## Exercise
Check every line below for the string "endpoint". Copy the ones that have it.

Collected data:
----------

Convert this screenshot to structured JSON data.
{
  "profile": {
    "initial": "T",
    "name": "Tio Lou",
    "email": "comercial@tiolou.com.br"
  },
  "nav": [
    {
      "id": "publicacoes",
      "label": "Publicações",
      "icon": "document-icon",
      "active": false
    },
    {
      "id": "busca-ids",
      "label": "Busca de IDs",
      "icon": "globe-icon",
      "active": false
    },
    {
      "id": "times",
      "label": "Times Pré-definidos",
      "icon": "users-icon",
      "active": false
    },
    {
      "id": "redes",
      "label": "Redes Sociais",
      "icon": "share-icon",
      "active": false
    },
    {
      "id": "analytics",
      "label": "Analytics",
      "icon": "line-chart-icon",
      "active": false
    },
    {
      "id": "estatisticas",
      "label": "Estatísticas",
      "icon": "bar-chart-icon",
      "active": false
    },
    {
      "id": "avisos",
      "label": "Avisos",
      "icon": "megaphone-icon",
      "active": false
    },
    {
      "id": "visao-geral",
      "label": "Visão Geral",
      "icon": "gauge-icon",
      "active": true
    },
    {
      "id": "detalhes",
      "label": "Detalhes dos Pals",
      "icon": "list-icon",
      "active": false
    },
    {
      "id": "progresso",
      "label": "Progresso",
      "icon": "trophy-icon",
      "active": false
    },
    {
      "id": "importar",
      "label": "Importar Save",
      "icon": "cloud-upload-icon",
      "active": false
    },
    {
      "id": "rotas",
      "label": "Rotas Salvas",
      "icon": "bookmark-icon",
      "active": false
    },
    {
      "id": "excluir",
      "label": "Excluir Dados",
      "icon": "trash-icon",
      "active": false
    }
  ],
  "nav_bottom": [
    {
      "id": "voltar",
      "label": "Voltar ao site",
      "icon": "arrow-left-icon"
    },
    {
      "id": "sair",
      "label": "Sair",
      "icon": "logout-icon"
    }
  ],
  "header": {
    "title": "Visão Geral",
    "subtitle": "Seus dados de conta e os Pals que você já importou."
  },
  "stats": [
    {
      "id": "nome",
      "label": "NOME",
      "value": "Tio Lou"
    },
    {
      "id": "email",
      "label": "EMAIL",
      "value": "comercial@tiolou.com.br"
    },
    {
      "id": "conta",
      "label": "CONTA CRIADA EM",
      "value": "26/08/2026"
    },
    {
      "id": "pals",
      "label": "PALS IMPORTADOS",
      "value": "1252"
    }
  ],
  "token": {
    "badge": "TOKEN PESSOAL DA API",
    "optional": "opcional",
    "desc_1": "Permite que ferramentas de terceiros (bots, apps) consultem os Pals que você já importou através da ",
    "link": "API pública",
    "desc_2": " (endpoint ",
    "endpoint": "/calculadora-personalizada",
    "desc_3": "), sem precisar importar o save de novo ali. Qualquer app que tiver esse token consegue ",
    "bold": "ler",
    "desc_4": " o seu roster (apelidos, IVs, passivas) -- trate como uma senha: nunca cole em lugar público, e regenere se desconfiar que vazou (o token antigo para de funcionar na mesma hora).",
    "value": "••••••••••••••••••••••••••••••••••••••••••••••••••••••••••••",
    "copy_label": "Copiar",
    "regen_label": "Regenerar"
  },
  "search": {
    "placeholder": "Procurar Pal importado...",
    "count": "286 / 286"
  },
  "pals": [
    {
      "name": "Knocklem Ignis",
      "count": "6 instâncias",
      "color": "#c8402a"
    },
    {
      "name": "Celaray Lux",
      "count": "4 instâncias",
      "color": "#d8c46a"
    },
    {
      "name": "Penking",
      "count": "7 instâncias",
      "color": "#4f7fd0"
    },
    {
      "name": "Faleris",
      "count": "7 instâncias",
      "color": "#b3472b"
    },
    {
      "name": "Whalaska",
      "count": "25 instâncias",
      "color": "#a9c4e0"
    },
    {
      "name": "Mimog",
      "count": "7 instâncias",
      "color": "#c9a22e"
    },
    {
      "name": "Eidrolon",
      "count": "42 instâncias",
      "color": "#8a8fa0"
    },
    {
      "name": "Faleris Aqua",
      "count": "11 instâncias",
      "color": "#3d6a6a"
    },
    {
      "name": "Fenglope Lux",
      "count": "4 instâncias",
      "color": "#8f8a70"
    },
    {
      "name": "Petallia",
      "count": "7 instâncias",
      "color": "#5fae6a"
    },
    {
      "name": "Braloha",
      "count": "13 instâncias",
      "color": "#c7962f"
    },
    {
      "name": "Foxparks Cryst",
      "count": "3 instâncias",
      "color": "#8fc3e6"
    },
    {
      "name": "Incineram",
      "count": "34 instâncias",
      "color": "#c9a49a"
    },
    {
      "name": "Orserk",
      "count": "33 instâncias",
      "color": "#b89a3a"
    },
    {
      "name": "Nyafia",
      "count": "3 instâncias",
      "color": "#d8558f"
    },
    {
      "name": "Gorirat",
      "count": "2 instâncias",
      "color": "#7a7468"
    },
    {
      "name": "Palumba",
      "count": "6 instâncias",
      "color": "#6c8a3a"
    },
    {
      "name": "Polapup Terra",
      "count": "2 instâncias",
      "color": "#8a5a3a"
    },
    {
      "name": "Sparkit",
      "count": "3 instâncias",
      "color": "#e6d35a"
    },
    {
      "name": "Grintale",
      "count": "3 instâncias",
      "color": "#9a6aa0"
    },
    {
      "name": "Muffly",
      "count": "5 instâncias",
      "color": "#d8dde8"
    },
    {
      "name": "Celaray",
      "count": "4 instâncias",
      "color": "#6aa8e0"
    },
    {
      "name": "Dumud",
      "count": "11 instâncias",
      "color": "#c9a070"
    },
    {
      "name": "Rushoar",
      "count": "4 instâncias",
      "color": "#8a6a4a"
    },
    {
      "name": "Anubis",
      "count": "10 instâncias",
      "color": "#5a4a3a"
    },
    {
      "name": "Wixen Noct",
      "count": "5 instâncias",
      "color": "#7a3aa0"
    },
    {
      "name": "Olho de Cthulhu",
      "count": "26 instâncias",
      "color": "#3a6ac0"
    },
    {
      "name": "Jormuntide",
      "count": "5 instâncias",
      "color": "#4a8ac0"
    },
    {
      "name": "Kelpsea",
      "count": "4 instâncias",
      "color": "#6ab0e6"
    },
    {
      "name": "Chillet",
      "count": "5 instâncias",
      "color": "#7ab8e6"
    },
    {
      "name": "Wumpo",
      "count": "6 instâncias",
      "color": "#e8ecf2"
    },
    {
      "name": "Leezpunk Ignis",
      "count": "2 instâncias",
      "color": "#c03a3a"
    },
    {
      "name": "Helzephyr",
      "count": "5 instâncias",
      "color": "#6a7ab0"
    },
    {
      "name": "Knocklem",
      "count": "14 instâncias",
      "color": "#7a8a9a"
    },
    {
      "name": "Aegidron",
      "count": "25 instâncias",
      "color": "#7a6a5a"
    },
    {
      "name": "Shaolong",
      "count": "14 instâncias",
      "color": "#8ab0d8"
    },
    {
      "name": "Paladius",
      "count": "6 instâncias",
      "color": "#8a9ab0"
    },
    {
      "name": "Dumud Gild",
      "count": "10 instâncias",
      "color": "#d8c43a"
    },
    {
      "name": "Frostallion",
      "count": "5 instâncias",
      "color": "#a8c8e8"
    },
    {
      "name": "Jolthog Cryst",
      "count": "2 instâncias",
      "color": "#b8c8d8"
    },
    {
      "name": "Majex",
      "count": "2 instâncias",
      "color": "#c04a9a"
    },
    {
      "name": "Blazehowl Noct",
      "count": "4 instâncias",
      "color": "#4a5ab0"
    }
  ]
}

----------

## Response for this exercise
    "desc_2": " (endpoint ",
    "endpoint": "/calculadora-personalizada",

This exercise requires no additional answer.